Court Lets Stand Ruling On Student Transfers
The U.S. Supreme Court last week declined an invitation from an array of education groups to use a Maryland case to decide whether school districts may voluntarily consider race in making student assignments.
The justices, without comment, let stand a federal appeals court ruling that rejected the Montgomery County, Md., district's race-conscious transfer policy for magnet schools.
The U.S. Court of Appeals for the 4th Circuit, in Richmond, Va., ordered the district to allow a white student to transfer from his neighborhood elementary school, where blacks outnumbered whites, to a mostly white magnet school. The 125,000-student district in suburban Washington had rejected the transfer of 1st grader Jacob Eisenberg in 1998, maintaining that it would contribute to racial isolation at his neighborhood school.
The appeal in Montgomery County Public Schools v. Eisenberg (Case No. 99-1069) was the first to reach the high court from a wave of recent litigation challenging race-based student-assignment policies in school systems without a history of segregated schools or where court-ordered desegregation orders have been lifted.
The National School Boards Association, joined in a friend-of- the-court brief by 16 other education groups, had urged the justices to accept the case and provide school leaders with guidance "on how they may use race, together with other factors, in granting or denying transfers, or devising overall student-assignment plans, or admitting students to magnet schools or special academies."
The brief made clear that the NSBA and groups such as the American Association of School Administrators favor race-conscious policies to promote diversity and limit racial isolation public schools.
"Diversity in K- 12 schools serves the purposes of promoting citizenship and harmony among people of different backgrounds and experiences," the groups told the high court.
The Montgomery County case began when Jacob Eisenberg's parents applied to transfer their son from Glen Haven Elementary School to Rosemary Hills Elementary School, which had a mathematics and science magnet program.
In rejecting the request, the school district noted that white enrollment at Glen Haven had dropped from 39 percent in 1994- 95 to 24 percent in 1997-98. Black enrollment at the school, meanwhile, had risen to 41 percent.
The boy's parents sued, alleging a violation of the 14th Amendment's guarantee of equal protection of the law. They lost in federal district court, but the 4th Circuit court ruled in their favor in October. Nevertheless, Jacob has attended his neighborhood school since the fall of 1998.
Ruling unanimously, the three-judge appellate panel found that the district's transfer policy was a form of "racial balancing" that must be analyzed under the strictest legal test.

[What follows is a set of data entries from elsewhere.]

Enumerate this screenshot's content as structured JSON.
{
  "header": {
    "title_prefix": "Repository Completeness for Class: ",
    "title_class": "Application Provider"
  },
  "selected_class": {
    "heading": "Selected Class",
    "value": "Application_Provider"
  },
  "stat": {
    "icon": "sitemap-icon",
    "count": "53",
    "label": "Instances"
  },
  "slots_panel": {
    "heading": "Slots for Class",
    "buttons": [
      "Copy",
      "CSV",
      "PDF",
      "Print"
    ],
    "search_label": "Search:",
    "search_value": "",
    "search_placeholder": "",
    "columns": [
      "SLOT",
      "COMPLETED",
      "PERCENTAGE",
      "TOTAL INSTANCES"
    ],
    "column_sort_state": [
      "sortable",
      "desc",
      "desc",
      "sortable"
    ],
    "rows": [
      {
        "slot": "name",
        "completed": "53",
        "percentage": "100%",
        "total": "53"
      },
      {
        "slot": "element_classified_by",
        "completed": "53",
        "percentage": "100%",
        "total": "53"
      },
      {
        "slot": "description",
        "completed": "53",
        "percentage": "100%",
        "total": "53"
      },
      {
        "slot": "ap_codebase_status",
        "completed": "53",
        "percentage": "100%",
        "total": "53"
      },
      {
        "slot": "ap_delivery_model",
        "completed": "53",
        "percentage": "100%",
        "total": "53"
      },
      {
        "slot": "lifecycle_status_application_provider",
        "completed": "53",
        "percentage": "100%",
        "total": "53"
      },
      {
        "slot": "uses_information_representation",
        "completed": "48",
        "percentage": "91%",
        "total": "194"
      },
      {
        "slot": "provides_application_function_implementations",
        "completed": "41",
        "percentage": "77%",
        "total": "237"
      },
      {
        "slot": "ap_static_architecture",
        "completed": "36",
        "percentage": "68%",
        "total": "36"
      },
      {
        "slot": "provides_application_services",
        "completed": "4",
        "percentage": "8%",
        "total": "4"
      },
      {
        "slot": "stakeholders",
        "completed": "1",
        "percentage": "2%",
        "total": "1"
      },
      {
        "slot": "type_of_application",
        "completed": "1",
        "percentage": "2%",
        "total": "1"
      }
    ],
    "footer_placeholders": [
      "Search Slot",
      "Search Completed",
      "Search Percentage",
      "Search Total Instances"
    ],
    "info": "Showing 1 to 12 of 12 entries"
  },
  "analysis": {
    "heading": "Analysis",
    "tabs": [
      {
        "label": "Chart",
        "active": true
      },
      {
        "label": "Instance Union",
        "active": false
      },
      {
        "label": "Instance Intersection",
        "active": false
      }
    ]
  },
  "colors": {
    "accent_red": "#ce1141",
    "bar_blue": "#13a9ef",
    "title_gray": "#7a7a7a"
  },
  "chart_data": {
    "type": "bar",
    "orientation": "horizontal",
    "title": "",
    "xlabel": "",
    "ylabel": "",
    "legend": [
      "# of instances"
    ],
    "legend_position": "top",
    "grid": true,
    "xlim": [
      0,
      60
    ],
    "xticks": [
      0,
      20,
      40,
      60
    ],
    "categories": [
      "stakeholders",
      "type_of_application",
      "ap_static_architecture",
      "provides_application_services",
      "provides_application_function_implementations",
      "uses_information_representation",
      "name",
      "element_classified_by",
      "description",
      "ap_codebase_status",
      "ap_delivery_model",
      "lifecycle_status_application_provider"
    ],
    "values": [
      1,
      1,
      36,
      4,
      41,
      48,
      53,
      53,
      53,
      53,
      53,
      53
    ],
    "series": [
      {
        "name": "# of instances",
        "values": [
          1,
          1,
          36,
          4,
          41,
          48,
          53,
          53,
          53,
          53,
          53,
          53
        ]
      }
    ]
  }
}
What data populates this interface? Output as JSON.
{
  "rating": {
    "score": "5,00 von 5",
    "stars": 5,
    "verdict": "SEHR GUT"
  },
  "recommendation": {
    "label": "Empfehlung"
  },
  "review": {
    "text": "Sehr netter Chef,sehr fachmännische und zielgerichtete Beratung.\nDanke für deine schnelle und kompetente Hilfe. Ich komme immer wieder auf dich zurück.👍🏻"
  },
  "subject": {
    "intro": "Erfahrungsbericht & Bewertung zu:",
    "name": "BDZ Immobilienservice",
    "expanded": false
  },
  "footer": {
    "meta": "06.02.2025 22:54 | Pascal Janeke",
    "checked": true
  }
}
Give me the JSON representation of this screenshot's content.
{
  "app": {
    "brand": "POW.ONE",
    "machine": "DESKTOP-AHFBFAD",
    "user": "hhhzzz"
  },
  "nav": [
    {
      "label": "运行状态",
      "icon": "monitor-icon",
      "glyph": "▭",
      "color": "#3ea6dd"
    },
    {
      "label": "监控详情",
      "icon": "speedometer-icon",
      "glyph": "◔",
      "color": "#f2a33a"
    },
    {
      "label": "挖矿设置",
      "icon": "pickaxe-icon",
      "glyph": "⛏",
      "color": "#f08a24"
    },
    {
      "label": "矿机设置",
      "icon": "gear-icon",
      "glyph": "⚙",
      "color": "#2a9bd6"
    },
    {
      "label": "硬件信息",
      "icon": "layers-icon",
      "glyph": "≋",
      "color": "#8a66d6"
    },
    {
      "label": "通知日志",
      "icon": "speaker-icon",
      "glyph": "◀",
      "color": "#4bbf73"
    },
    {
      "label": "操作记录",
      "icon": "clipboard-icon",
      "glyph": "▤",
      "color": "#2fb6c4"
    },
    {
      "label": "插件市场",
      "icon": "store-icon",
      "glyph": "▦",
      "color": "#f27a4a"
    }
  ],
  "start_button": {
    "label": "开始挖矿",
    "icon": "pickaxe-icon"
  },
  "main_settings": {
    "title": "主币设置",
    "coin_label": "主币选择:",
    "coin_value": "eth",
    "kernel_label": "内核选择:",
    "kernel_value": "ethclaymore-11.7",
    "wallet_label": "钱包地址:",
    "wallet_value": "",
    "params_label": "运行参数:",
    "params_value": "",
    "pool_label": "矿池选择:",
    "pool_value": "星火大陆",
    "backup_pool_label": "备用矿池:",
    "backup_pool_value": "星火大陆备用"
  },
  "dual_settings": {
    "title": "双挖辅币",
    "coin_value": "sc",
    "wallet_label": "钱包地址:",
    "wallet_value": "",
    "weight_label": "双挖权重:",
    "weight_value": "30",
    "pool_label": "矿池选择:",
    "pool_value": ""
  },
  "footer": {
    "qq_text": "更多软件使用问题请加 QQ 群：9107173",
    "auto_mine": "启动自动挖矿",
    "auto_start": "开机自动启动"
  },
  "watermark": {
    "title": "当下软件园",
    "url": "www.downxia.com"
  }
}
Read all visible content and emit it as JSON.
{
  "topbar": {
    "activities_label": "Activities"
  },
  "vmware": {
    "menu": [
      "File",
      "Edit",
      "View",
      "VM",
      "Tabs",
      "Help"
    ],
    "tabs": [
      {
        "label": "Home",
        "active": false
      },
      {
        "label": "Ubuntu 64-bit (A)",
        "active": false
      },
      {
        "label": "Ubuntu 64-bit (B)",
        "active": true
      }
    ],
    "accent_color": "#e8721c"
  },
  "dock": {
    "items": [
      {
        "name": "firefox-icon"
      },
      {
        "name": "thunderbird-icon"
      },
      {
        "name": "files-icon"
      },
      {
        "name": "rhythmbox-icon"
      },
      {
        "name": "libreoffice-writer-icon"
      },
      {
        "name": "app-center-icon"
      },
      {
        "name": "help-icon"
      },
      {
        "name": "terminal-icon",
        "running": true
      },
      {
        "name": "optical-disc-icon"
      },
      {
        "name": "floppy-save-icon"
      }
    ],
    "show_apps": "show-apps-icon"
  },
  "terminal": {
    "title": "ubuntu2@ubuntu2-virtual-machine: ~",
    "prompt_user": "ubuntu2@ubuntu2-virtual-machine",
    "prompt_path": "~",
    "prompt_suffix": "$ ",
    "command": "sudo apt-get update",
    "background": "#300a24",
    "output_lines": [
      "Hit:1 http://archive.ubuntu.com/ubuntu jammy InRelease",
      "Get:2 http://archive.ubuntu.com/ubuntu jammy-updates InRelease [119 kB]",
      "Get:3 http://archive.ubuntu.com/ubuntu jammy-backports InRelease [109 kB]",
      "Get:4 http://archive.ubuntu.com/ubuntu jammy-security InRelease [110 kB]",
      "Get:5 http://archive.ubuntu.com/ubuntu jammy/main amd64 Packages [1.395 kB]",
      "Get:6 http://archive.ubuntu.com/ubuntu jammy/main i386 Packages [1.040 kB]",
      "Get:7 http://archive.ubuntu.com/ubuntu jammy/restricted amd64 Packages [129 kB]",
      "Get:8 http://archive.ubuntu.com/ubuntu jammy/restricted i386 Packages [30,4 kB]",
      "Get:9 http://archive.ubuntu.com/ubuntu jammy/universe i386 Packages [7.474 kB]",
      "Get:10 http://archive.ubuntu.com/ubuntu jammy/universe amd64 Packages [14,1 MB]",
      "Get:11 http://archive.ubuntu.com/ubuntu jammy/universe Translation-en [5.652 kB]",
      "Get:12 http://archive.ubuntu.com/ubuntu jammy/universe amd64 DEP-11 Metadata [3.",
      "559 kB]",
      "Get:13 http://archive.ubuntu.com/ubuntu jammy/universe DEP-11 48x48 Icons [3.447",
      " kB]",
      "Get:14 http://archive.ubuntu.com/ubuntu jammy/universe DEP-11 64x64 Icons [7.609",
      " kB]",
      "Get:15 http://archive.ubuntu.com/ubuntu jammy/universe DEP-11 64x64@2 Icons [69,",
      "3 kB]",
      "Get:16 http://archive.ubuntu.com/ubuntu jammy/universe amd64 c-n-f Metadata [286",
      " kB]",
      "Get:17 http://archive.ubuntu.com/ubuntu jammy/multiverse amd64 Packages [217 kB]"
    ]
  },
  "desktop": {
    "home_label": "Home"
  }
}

The judges declined to decide whether the promotion of diversity was a compelling governmental interest that would allow the policy to be upheld. The district's policy was not narrowly tailored to such a goal even if it were a compelling interest, the judges ruled.
"Added to the racial balancing is the fact that Jacob's transfer request was refused because of his race," the appellate panel said. "Such race- based governmental actions are presumed to be invalid and are subject to strict scrutiny. Nothing in this record overcomes that presumption."
In its appeal to the Supreme Court, the Montgomery County district argued that educators should be given greater leeway to assign students with racial diversity in mind.
The willingness of the county school board to ask the Supreme Court to review the issue was notable because several months earlier, the Boston school board chose not to appeal a court ruling that barred the consideration of race in admissions to the prestigious Boston Latin School.
The Boston board said it was heeding the advice of civil rights advocates who feared the conservative majority on the Supreme Court would use the case to prohibit race-conscious student assignments nationwide. ("Boston Declines an Appeal of Ruling on Admissions Policy," Feb. 10, 1999.)
The court's majority has been highly skeptical of government classifications based on race, and many legal experts believe it is only a matter of time before it addresses the issue in education. In its 1997-98 term, the high court was scheduled to consider a case involving the Piscataway, N.J., district's decision to lay off a white teacher over a black colleague with the same seniority. But the district reached a settlement with the white teacher shortly before the date for oral arguments.
Edwin C. Darden, a senior lawyer with the NSBA, said it remains an unsettled question whether diversity is a valid basis for race-conscious decisions by school districts.
"The message we're trying to send is that there are pure educational benefits to children learning in a diverse educational environment," he said.
But Linda Chavez, the president of the Center for Equal Opportunity, a Washington organization that opposes affirmative action and other race-conscious policies, said no child should be refused a place in public school based on race.
"Touchy-feely mantras of diversity and insulting claims that minorities can't learn as well unless they sit next to whites cannot justify discrimination," she said.
Similar cases are in the legal pipeline. Pending at the high court is an appeal from the Arlington County, Va., school district of another 4th Circuit ruling that barred consideration of race in admissions to a magnet school. The justices could decide later this spring whether to accept that appeal.
Vol. 19, Issue 29, Pages 28,33